## What to do:
For each line below that contains the string "problems", copy that line.

(Stored items)
+---+

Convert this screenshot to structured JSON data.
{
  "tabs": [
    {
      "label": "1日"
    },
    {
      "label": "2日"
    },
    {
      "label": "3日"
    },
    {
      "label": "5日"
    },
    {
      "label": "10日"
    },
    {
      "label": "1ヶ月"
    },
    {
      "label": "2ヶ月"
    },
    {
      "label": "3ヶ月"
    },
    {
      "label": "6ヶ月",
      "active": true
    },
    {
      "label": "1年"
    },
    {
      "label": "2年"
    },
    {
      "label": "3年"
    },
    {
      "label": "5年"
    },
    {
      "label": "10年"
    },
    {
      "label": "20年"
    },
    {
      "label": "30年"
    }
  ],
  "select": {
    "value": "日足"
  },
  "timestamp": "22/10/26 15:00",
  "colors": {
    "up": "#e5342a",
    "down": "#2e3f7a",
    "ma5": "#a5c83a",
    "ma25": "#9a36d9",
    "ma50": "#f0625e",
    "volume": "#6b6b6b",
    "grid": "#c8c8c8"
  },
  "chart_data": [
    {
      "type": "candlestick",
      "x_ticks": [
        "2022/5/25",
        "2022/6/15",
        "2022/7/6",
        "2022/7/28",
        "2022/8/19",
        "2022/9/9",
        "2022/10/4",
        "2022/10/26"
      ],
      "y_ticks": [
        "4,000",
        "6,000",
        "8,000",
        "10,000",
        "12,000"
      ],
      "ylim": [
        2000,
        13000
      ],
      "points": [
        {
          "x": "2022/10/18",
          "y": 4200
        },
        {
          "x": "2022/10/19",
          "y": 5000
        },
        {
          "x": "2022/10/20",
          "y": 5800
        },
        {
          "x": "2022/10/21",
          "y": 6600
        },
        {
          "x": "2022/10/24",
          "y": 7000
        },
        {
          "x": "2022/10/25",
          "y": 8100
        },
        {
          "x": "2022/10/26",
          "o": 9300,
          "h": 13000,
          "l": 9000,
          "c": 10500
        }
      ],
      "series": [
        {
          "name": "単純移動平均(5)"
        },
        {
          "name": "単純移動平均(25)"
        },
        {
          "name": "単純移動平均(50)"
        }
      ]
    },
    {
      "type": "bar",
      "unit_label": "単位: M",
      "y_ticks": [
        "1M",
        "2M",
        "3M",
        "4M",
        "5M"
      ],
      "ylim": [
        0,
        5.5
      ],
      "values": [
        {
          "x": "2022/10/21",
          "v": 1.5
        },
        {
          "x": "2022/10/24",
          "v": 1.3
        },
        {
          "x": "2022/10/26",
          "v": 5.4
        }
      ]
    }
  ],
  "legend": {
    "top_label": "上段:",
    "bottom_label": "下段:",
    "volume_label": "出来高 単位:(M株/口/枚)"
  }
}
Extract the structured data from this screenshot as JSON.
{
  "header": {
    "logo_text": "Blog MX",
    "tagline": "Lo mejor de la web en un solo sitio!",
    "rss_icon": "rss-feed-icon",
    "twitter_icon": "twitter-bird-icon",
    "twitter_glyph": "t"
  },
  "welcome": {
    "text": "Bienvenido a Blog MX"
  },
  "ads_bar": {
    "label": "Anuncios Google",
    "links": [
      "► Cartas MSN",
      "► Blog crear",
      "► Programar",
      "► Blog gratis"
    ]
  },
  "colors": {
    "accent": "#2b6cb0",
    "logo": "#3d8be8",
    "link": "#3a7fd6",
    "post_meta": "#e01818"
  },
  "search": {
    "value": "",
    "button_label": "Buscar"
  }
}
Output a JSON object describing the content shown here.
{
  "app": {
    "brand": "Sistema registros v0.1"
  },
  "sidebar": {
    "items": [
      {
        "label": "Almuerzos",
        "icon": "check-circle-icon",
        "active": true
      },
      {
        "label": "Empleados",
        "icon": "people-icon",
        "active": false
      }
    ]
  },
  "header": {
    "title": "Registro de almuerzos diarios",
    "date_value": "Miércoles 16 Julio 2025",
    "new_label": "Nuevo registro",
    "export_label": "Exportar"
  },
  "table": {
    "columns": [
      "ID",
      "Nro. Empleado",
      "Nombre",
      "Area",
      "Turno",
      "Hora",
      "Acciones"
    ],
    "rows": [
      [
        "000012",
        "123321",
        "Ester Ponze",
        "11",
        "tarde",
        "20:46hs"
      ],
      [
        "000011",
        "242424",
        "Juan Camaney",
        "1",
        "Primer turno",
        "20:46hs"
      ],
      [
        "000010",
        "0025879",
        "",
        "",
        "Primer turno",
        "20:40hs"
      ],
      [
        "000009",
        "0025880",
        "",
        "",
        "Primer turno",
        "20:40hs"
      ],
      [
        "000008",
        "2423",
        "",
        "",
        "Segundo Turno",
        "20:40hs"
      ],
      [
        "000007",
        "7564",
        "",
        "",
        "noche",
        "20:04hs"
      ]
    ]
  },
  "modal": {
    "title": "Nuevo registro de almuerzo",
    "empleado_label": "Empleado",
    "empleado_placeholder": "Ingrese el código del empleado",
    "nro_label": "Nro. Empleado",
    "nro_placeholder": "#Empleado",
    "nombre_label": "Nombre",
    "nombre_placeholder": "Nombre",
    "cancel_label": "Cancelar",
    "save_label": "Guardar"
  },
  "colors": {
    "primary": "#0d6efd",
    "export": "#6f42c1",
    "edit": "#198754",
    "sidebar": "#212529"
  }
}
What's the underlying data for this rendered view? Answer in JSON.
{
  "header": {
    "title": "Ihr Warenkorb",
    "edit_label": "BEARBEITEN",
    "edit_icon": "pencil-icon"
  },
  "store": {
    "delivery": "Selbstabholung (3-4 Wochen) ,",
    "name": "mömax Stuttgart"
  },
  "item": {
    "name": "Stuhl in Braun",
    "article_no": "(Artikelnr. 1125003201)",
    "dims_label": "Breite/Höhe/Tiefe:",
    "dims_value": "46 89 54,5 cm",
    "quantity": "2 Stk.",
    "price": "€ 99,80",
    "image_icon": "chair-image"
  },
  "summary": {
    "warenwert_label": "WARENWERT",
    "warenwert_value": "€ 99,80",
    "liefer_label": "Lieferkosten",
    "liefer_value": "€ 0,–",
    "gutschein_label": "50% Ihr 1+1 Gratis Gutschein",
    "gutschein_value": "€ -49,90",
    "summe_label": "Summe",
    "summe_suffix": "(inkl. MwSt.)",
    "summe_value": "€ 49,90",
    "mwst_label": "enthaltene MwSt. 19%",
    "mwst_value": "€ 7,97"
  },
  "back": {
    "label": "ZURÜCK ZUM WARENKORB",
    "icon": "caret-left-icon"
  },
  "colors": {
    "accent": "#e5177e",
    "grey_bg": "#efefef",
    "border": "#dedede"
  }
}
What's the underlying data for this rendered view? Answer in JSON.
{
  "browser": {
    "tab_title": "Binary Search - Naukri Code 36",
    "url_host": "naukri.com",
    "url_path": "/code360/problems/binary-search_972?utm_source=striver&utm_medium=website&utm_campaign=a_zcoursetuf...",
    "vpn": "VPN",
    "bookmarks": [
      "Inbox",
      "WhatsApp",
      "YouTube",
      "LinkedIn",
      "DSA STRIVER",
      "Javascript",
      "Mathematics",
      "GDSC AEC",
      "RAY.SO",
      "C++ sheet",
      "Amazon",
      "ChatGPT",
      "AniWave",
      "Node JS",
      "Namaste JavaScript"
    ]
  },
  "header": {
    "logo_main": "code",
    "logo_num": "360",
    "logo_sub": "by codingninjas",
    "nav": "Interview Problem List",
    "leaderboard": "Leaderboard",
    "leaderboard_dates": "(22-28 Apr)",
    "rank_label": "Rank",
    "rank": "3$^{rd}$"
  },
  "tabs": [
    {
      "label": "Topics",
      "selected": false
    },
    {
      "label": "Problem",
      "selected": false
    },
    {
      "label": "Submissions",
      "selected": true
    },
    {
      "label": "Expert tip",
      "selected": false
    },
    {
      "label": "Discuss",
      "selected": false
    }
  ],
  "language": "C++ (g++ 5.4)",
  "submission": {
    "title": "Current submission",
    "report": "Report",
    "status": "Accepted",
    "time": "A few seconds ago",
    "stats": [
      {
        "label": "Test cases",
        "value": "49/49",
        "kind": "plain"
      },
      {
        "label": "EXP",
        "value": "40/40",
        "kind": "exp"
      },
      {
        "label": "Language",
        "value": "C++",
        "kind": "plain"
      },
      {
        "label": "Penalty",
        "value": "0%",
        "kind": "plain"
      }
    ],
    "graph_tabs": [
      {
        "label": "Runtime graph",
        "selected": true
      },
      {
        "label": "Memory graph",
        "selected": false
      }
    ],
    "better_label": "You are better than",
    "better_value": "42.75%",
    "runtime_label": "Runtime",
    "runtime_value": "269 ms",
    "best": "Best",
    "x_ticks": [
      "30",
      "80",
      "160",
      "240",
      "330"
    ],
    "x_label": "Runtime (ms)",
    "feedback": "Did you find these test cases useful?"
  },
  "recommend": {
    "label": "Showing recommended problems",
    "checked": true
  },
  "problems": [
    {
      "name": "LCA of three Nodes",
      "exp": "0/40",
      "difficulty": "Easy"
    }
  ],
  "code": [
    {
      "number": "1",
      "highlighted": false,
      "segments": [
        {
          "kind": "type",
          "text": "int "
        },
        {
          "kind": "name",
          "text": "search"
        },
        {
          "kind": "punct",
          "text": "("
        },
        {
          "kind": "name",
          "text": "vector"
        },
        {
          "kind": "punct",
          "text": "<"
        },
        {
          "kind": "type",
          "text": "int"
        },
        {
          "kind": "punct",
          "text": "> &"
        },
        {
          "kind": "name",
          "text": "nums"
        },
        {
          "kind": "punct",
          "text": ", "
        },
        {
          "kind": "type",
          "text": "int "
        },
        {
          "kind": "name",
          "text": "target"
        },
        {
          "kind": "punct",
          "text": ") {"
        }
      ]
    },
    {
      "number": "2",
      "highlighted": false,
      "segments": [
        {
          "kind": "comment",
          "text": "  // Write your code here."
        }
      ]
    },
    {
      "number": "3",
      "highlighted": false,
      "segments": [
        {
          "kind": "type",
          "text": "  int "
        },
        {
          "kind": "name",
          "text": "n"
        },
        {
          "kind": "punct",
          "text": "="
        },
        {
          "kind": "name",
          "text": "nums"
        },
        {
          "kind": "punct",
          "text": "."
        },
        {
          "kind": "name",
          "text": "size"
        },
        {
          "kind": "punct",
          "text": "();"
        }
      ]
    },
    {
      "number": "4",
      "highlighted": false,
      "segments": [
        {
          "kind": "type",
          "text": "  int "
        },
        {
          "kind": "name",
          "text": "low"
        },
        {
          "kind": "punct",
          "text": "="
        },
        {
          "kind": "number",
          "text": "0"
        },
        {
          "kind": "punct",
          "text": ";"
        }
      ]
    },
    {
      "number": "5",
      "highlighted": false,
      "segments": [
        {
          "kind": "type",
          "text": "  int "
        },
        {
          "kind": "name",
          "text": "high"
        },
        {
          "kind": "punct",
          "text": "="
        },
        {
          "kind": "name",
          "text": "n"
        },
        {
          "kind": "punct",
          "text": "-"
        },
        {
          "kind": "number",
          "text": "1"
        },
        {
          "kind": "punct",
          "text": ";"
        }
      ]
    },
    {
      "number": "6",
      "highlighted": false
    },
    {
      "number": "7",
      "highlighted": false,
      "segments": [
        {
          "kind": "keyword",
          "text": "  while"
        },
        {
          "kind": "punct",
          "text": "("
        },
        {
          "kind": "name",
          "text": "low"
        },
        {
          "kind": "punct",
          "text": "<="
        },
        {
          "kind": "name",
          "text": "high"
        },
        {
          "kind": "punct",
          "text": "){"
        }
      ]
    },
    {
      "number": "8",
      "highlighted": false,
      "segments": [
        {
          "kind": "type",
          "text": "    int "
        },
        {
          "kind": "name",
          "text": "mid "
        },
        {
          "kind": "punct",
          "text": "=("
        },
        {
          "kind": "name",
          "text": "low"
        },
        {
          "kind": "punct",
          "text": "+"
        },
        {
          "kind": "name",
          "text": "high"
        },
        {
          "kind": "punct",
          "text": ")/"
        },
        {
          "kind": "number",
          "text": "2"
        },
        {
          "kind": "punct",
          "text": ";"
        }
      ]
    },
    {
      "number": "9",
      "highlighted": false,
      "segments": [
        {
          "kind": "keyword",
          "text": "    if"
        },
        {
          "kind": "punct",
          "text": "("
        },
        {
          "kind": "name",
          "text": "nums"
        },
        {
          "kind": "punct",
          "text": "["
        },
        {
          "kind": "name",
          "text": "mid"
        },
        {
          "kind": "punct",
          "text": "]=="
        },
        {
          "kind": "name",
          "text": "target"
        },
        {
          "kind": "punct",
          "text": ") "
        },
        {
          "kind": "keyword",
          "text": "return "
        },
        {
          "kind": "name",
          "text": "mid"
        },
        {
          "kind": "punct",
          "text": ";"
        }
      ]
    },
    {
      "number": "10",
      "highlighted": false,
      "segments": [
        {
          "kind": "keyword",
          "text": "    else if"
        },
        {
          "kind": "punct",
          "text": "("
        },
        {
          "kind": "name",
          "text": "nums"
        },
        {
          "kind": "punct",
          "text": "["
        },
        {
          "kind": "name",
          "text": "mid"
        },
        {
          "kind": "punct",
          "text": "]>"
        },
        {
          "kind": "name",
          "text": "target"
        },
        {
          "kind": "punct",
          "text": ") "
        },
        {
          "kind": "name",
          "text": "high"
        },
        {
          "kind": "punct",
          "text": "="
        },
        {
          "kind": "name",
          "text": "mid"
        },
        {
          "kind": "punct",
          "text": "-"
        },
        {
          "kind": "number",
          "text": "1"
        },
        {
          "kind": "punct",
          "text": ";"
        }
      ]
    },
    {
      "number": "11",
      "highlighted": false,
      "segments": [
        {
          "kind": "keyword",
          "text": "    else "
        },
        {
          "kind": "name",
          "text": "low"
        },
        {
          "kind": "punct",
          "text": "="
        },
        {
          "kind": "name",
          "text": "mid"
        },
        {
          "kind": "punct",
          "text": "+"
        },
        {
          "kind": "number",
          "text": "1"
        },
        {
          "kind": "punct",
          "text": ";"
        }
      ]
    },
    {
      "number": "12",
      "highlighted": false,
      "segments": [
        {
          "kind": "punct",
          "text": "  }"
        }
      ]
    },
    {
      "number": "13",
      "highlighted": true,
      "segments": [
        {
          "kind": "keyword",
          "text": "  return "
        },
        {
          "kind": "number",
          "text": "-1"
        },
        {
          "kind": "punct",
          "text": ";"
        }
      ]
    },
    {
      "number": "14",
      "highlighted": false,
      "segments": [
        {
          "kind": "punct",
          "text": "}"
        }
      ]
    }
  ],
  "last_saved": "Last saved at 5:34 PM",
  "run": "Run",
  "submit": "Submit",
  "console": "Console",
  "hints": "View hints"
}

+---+

## Your solution:
    "url_path": "/code360/problems/binary-search_972?utm_source=striver&utm_medium=website&utm_campaign=a_zcoursetuf...",
    "label": "Showing recommended problems",
  "problems": [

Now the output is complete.